YOUR OBJECTIVE >>
Your output should be each line from the material below that has the word "made".

[Opening DATA LISTING section]

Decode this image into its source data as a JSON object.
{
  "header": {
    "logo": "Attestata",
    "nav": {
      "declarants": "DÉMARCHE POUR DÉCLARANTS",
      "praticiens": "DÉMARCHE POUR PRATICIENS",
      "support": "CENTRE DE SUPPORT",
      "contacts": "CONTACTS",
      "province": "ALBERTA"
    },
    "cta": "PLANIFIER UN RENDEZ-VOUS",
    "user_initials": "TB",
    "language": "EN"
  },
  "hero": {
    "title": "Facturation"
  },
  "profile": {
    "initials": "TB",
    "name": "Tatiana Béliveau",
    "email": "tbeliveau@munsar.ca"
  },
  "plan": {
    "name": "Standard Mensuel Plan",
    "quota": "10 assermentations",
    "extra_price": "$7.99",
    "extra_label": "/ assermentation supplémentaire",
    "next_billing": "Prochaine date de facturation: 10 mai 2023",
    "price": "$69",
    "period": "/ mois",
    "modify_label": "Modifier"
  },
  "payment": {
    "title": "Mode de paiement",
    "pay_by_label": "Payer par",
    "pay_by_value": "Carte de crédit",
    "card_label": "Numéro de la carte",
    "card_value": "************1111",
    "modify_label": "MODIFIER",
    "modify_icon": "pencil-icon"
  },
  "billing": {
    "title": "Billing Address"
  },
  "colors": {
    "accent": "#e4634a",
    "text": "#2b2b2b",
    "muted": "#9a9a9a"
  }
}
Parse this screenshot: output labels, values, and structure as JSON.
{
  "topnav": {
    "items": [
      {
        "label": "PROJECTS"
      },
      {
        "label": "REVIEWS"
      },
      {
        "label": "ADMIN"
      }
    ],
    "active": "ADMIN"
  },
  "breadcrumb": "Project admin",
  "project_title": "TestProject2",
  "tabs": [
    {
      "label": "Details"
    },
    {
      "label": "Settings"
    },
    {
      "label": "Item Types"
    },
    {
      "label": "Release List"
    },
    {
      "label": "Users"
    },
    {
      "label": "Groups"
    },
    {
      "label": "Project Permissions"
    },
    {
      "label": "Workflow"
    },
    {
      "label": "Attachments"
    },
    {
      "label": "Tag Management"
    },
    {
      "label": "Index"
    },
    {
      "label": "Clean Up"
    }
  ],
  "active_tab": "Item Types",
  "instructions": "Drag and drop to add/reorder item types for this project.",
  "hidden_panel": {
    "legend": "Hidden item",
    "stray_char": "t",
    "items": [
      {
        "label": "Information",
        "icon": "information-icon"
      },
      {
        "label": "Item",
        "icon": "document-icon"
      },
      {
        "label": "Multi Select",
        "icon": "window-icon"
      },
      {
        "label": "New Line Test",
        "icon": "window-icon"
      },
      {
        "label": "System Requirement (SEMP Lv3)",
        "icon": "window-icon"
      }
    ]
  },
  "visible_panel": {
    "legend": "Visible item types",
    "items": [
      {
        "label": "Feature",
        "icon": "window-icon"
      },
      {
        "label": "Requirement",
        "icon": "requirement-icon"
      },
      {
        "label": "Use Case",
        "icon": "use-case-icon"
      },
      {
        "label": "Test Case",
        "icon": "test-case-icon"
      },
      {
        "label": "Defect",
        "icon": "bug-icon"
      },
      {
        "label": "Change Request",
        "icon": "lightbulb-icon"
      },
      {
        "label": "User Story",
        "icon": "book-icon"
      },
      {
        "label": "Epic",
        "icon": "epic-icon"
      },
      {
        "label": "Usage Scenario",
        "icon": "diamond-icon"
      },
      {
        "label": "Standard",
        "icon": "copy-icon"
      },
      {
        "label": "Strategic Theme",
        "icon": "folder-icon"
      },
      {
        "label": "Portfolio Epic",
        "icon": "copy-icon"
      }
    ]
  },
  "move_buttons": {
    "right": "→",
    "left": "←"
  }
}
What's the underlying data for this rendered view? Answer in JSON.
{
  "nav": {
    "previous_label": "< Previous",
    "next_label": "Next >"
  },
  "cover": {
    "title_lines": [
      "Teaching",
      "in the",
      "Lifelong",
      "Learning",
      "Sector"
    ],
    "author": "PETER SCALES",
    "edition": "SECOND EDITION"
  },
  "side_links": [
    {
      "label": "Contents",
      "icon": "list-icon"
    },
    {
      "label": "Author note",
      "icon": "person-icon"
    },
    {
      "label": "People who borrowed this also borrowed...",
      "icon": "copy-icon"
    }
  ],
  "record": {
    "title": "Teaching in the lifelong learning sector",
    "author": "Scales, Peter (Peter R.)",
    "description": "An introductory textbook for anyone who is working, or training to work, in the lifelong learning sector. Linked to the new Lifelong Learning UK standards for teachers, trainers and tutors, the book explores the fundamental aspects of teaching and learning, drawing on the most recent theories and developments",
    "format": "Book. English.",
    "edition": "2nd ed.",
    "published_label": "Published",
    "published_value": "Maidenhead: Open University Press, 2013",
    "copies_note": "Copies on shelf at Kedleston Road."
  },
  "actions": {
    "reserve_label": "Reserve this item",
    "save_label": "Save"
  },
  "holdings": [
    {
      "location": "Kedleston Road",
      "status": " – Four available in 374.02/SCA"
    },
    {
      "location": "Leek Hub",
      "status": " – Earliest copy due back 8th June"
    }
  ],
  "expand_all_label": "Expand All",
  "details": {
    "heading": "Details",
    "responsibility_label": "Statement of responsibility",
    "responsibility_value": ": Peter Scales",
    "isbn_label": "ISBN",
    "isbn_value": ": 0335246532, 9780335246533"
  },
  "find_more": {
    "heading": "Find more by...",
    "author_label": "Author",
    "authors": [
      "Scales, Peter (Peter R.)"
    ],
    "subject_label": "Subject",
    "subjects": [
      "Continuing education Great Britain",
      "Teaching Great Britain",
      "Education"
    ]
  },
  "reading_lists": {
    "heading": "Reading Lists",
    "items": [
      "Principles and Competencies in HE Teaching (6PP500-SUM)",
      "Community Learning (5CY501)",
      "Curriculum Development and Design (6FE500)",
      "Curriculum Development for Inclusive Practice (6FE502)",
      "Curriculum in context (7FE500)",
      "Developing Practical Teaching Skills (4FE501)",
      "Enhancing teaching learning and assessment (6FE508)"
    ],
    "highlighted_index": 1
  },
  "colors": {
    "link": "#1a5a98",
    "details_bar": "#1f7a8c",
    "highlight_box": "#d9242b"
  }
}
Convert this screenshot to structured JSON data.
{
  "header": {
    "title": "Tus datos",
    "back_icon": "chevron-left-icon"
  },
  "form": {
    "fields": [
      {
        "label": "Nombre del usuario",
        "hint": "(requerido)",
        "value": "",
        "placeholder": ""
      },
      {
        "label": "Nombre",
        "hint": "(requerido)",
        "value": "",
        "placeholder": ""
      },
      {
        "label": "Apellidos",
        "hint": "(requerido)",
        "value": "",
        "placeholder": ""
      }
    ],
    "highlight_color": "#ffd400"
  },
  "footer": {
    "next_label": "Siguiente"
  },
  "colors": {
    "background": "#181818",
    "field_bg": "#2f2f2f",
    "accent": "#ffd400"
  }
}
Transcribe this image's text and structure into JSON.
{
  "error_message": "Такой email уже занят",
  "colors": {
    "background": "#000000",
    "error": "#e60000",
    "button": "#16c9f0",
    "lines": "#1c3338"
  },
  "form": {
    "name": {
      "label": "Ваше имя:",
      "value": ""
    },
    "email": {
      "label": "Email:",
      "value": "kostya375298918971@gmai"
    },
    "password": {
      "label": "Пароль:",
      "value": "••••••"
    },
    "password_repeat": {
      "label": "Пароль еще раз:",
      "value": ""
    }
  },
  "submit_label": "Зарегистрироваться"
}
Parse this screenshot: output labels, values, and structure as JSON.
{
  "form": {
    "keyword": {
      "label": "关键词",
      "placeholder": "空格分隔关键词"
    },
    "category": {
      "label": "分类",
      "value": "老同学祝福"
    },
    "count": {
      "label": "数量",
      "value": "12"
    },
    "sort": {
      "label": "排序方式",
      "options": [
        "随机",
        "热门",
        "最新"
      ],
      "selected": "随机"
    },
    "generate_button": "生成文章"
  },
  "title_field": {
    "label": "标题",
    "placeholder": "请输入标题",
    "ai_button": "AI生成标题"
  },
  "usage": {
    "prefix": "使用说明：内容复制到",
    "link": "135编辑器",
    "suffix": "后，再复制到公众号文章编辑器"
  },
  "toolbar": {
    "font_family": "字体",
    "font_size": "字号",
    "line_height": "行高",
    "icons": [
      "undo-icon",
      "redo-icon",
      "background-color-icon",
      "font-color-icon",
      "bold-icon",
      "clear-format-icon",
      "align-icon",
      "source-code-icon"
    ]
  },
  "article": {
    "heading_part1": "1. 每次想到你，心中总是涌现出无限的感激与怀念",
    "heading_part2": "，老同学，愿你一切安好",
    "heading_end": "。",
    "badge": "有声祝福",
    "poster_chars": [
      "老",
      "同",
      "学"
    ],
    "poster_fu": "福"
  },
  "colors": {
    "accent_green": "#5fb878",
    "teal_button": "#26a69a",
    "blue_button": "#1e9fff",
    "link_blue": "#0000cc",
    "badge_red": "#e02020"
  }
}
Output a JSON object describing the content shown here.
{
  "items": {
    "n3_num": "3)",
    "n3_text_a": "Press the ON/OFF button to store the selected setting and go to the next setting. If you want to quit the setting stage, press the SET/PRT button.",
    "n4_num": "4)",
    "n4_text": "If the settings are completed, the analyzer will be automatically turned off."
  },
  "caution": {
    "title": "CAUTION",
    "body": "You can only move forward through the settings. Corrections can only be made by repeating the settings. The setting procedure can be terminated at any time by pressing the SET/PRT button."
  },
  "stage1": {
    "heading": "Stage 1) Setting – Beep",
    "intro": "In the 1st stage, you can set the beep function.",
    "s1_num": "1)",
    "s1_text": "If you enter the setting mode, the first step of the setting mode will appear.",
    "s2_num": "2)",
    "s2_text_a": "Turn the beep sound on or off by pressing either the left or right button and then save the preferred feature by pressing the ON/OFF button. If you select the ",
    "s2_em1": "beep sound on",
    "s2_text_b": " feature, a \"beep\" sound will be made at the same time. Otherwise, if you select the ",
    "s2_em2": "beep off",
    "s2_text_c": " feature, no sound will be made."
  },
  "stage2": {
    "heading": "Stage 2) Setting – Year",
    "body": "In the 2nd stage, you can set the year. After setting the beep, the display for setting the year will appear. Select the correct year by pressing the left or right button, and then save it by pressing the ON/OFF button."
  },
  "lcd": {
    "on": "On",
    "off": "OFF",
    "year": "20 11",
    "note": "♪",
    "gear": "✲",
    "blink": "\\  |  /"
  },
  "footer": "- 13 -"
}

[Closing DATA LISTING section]

FINISHED EXERCISE >>
    "body": "You can only move forward through the settings. Corrections can only be made by repeating the settings. The setting procedure can be terminated at any time by pressing the SET/PRT button."
    "s2_text_b": " feature, a \"beep\" sound will be made at the same time. Otherwise, if you select the ",
    "s2_text_c": " feature, no sound will be made."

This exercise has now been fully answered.